In the past five years Alzheimer's disease has become a household word. With the recognition of the dementing illnesses has come a better understanding of their effect on the patient and on the patient's family. We are developing new skills in helping both patients and families. We know more about the role of medication in adding to a patient's confusion, and we have become much more sophisticated about the need for a diagnostic workup. Ten dementia centers have been designated, and they are already involved in research into the basic biochemical characteristics of the illness. What then are some of the challenges for the next decade? What questions should we be asking ourselves?
Of course, the developing research offers great promise, but it may be that we will still be faced with the challenges of caring for Alzheimer's patients for some time. To do this well, good health service delivery research is urgently needed.
Do victims of Alzheimer's disease or their families need different services than do other elderly persons with disabling conditions? These patients require constant supervision. They are often ambulatory and yet have poor judgment. They have limited ability to attend to or remember instructions. Do these and other characteristics mean that services for them must be different? Or are good skills in patient care much the same for all of the chronic disabling illnesses of late life?
Related to this question is the question, Are these patients more difficult for care givers than persons who are disabled but not cognitively impaired? Care giver organizations sometimes make this claim. Is the mental disability harder for families to bear? Studies are needed to compare the care tasks and the experience of burden by diagnosis.
What is the standard of the best possible care in any setting? What can we expect to see in a good setting? Are some kinds of care these patients receive actually improving their function or are those patients who show improvement easier patients to begin with? Is there anything that can be done for these patients, and if so, which ones?

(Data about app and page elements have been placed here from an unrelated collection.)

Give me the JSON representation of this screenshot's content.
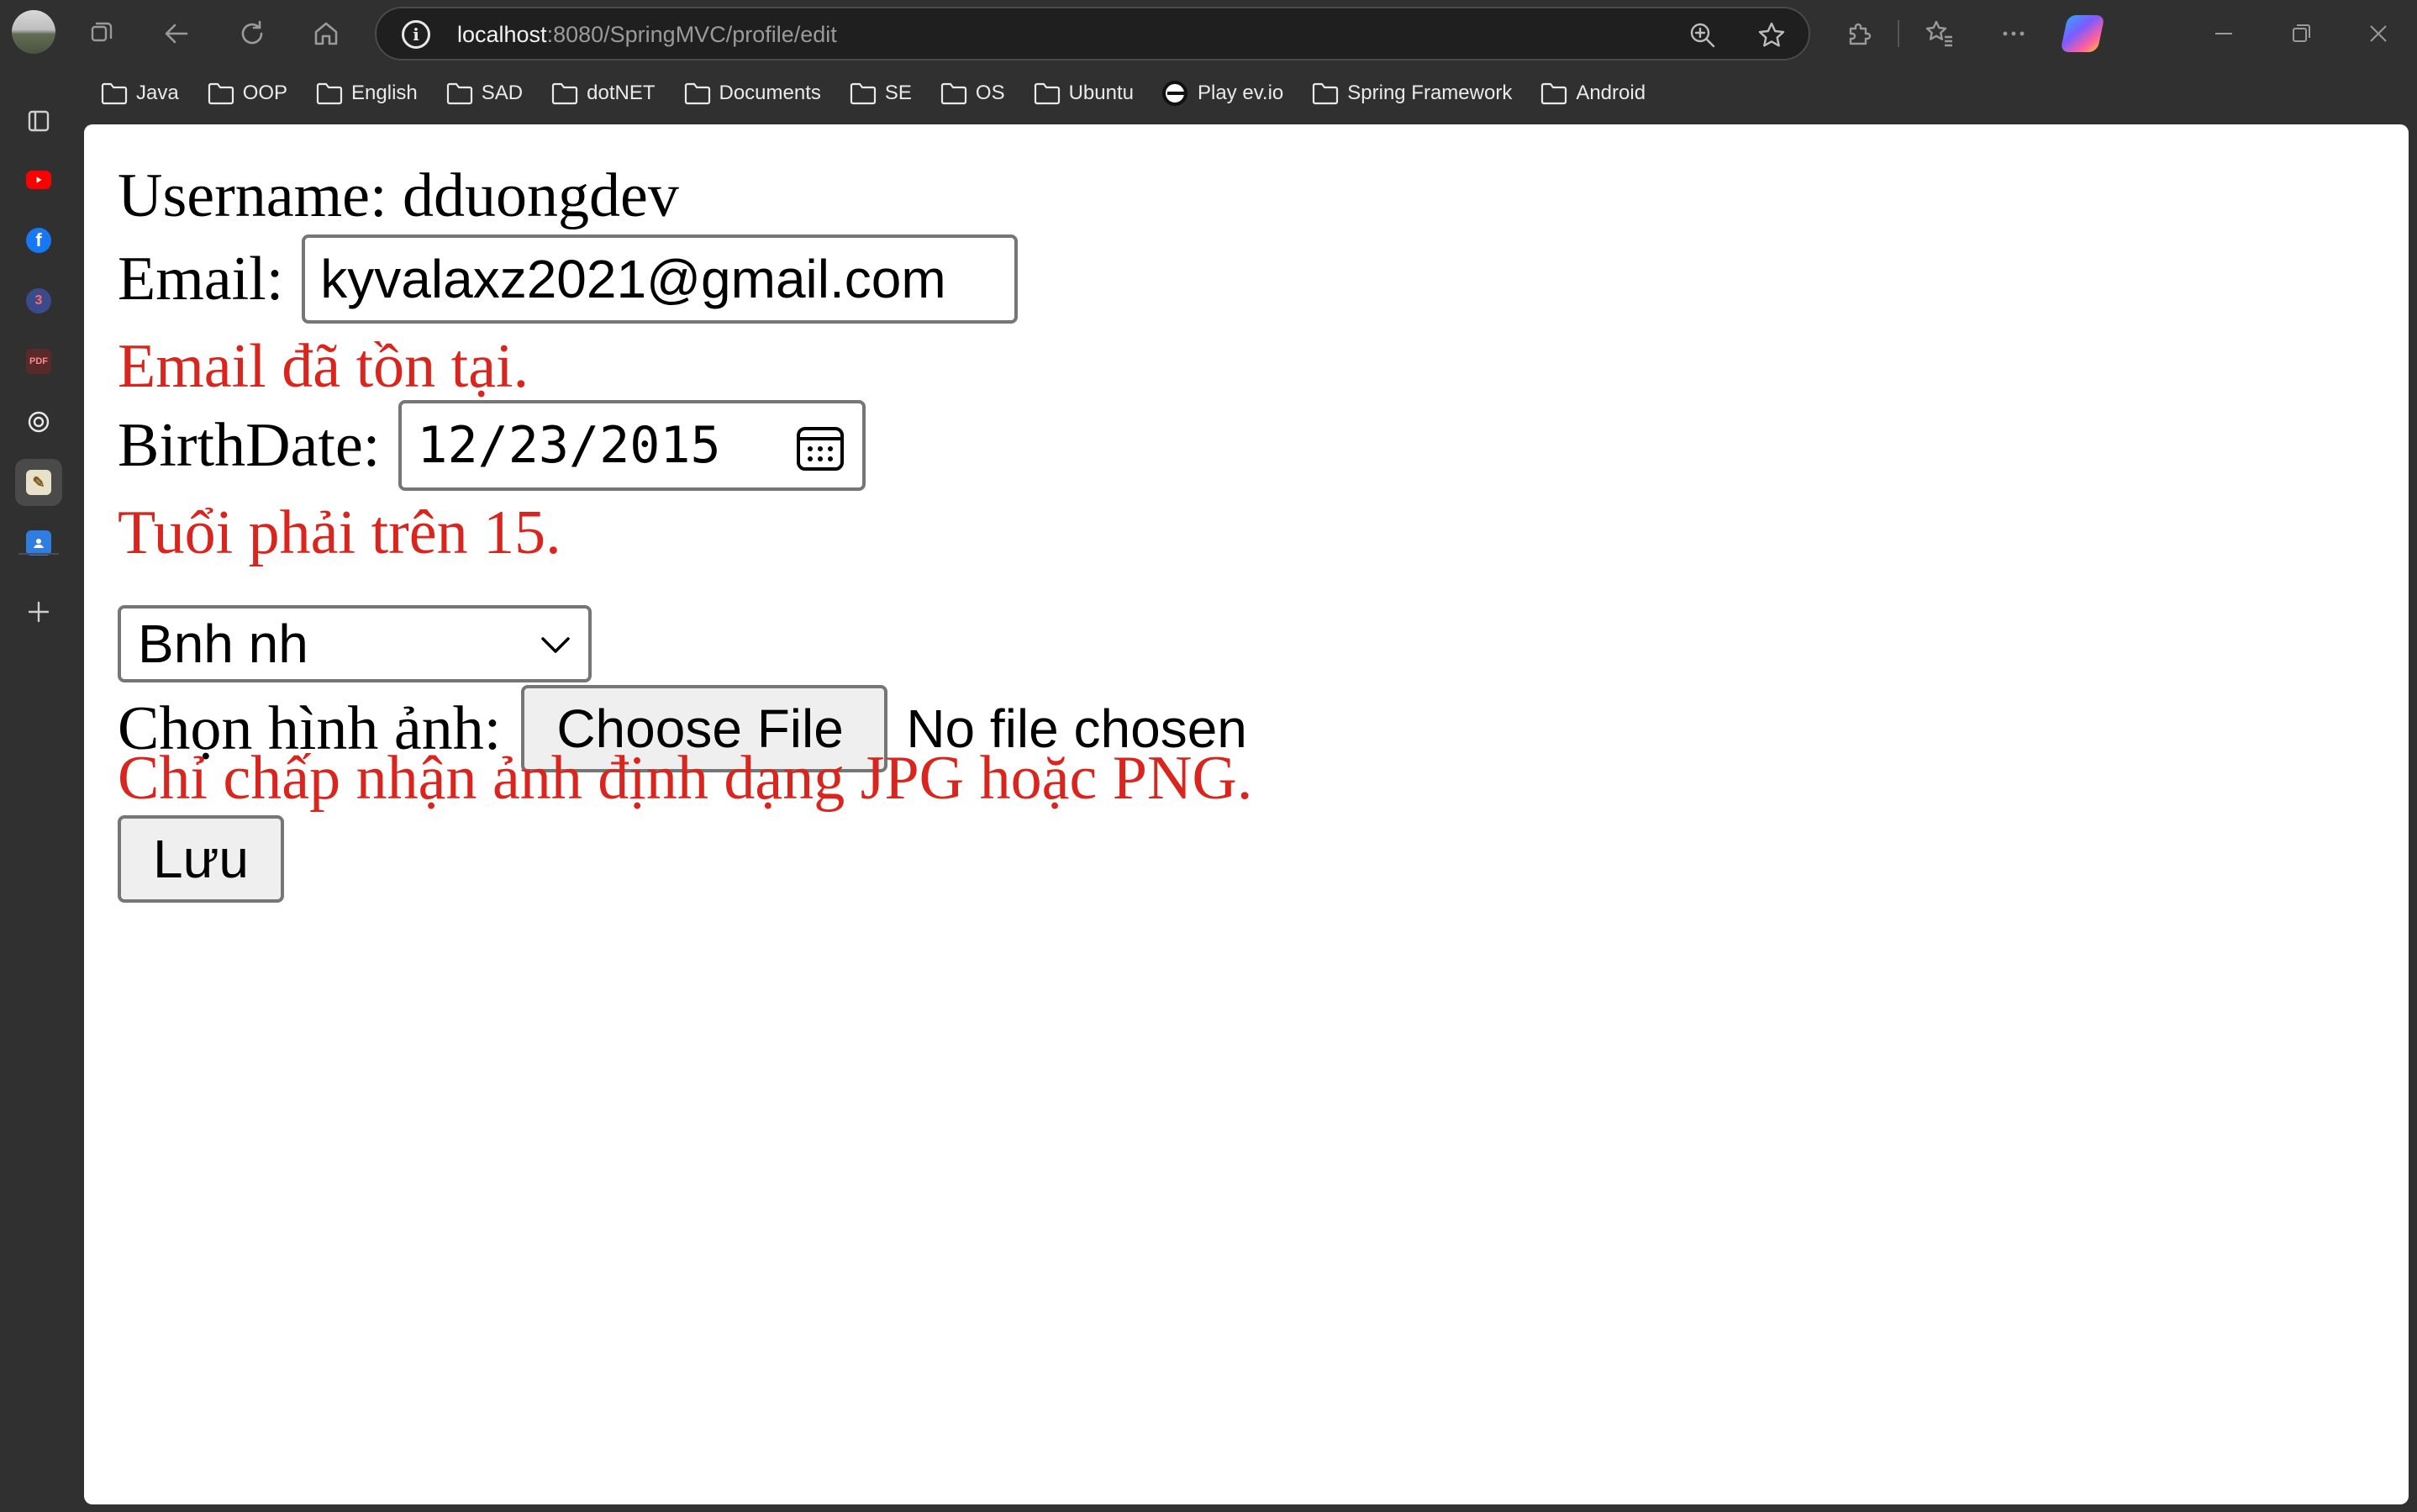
{
  "browser": {
    "url_host": "localhost",
    "url_path": ":8080/SpringMVC/profile/edit",
    "bookmarks": [
      "Java",
      "OOP",
      "English",
      "SAD",
      "dotNET",
      "Documents",
      "SE",
      "OS",
      "Ubuntu",
      "Play ev.io",
      "Spring Framework",
      "Android"
    ]
  },
  "form": {
    "username_label": "Username: dduongdev",
    "email_label": "Email:",
    "email_value": "kyvalaxz2021@gmail.com",
    "email_error": "Email đã tồn tại.",
    "birthdate_label": "BirthDate:",
    "birthdate_value": "12/23/2015",
    "birthdate_error": "Tuổi phải trên 15.",
    "select_value": "Bnh nh",
    "image_label": "Chọn hình ảnh:",
    "choose_file_label": "Choose File",
    "no_file_text": "No file chosen",
    "image_error": "Chỉ chấp nhận ảnh định dạng JPG hoặc PNG.",
    "save_label": "Lưu"
  },
  "colors": {
    "error": "#d9251d",
    "chrome_bg": "#303030"
  }
}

Should patients be sent to day care? Which patients are most likely to benefit from day care? Which activities work best with these patients? At present the answers are confusing. Some day care centers have a waiting list, others are in danger of closing for lack of participants. A high percent of people with dementia drop out of day care after a few days, but anyone who visits a day care program that serves people with dementia will enthusiastically report on how well some patients do. How can we predict which patients will do well?
For those patients who need a fulltime residential setting, what is the best choice? Is traditional nursing home care the best answer? After all, nursing homes have a long history of caring for these people. Can modifications be made in residential care that makes it better for these patients? At present nursing homes are trying a variety of changes and reporting that their residents are doing well.

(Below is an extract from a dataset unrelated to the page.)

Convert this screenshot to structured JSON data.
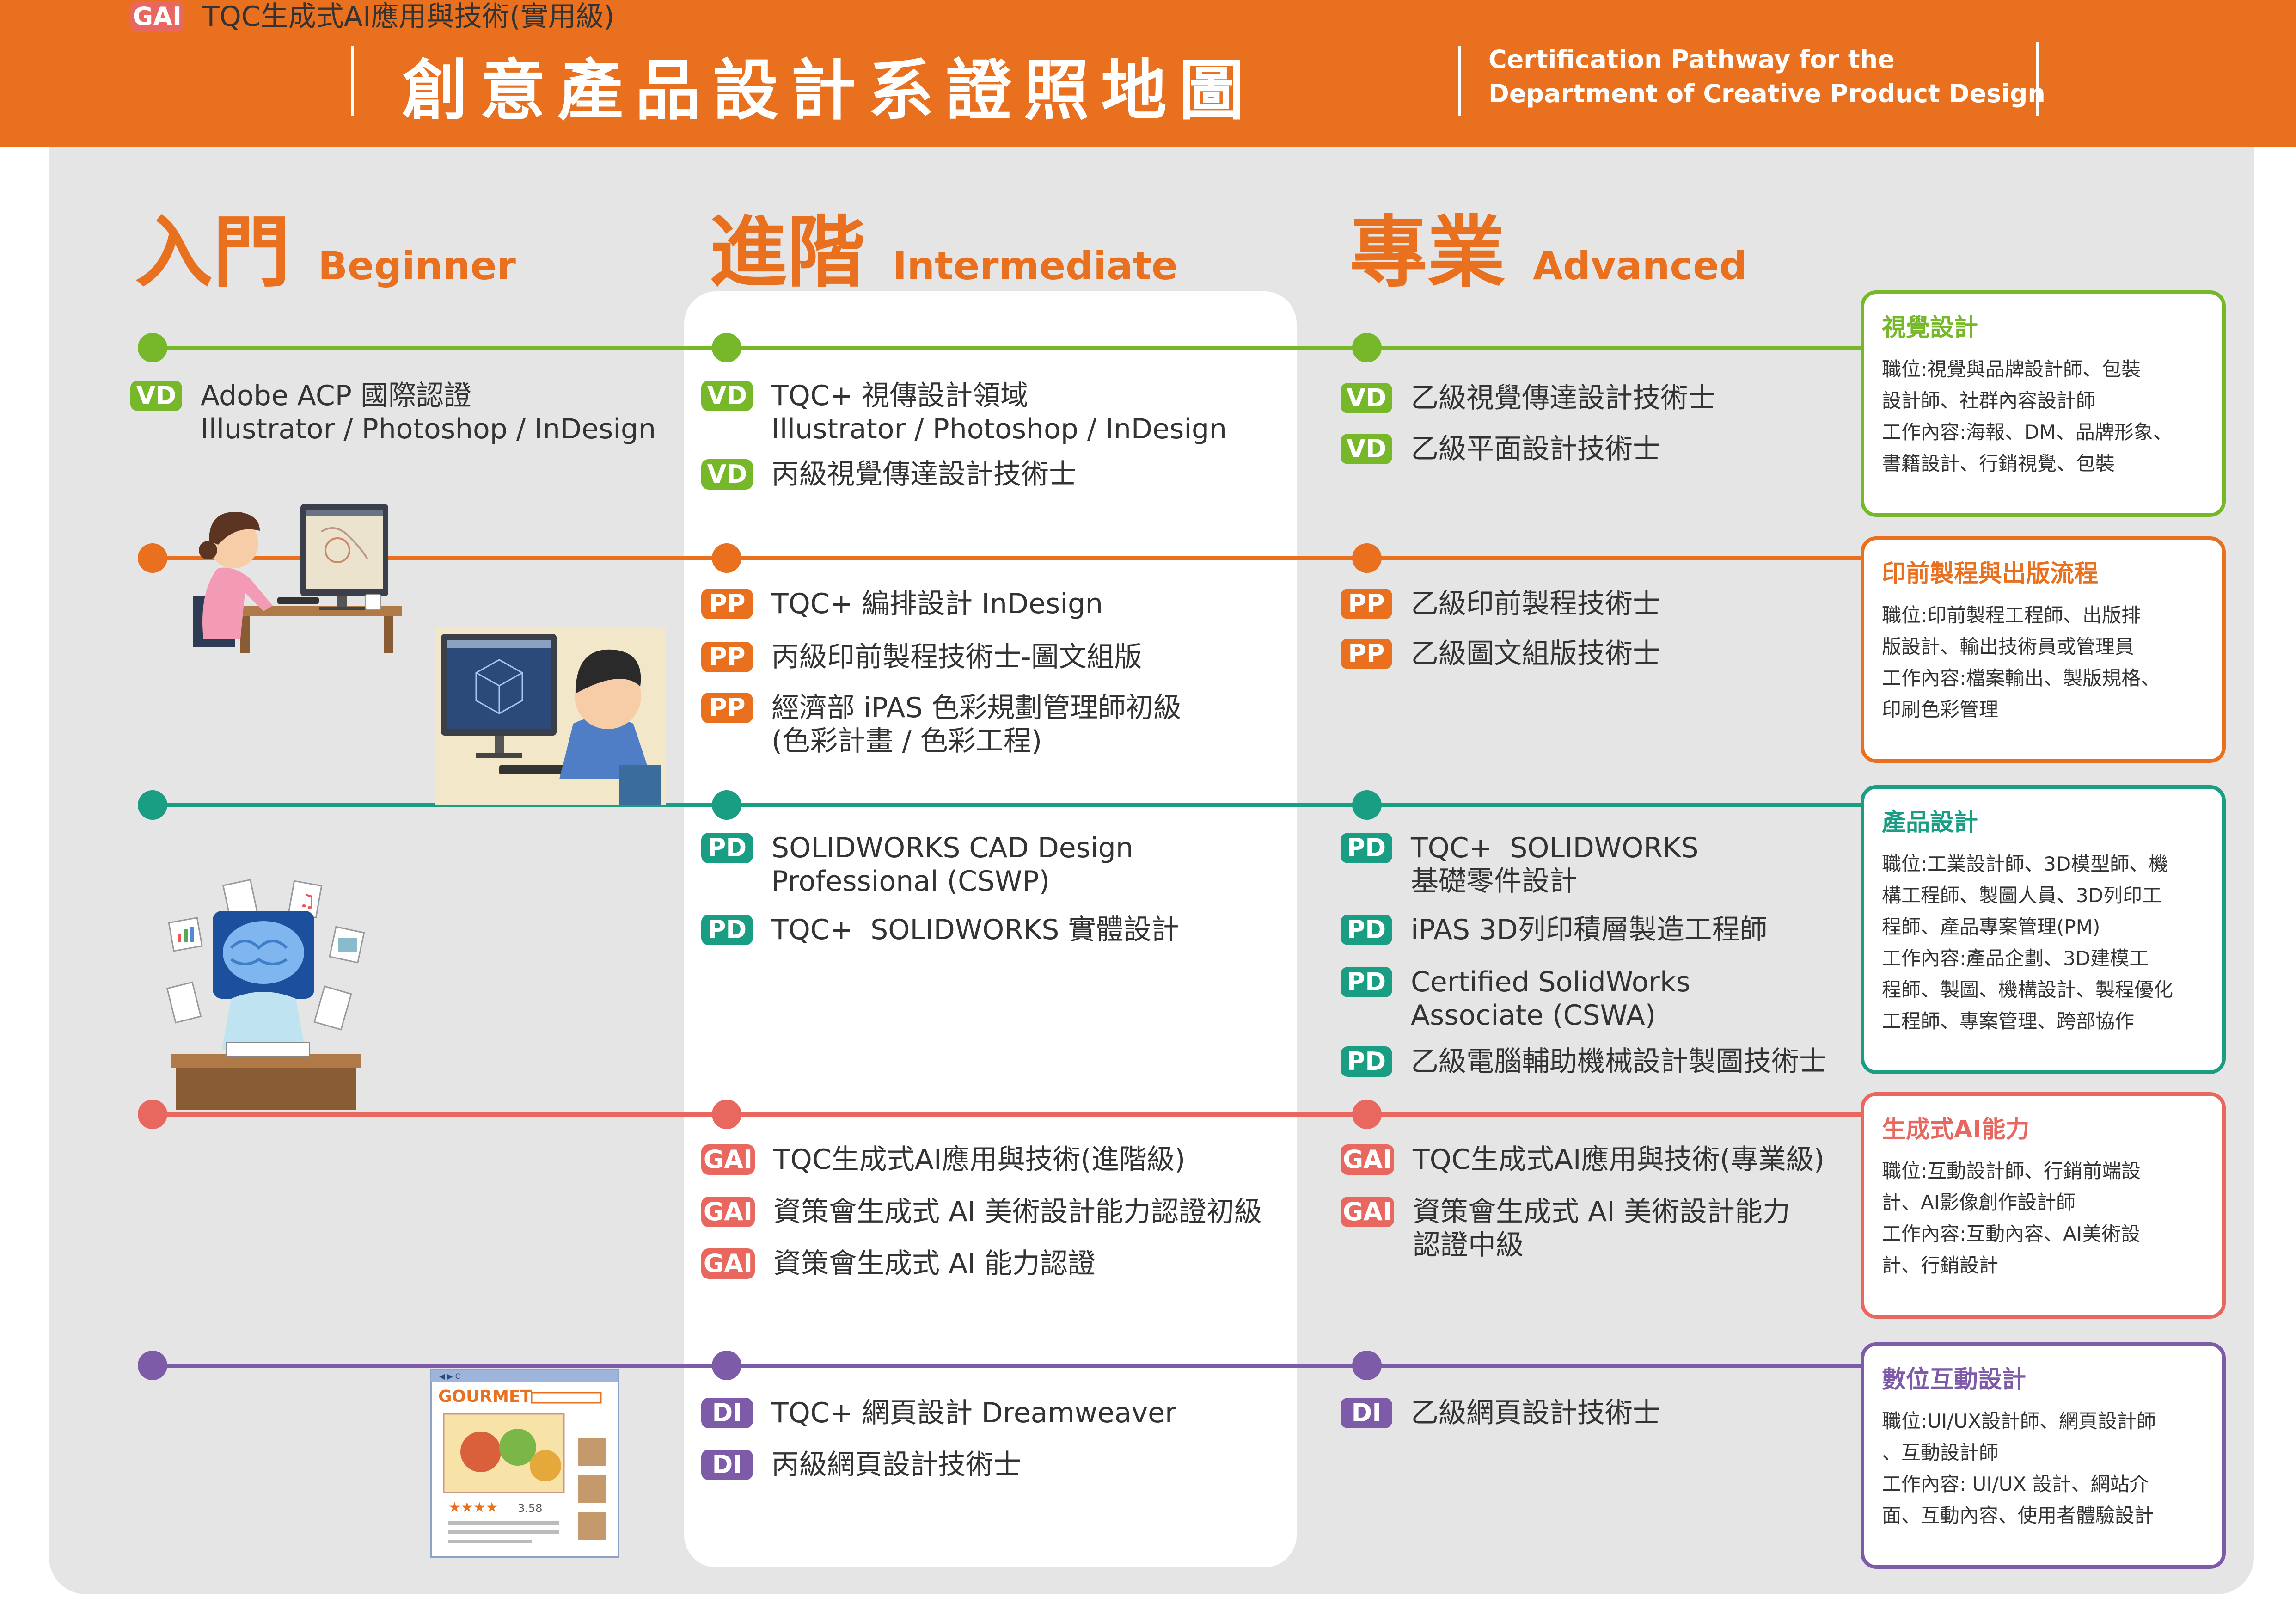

Also important are the questions of how much these forms of care will cost and who will pay for them. If special types of care are developed such as in home respite, short-term residential respite, boarding homes, or special programs within day care or nursing homes, what sort of standards should be established for quality of care?
At present, these are questions that, for the most part, have no answers. Clinical experience is generating a variety of ideas, some of which are contradictory. Our next step is to try these ideas with other patients and other staff, to compare groups of patients, and to document changes.
The questions posed are just a few of those that face us as we move into the next decade of care of the dementia victim. They offer exciting possibilities to those interested in quality patient care as well as to those interested in research.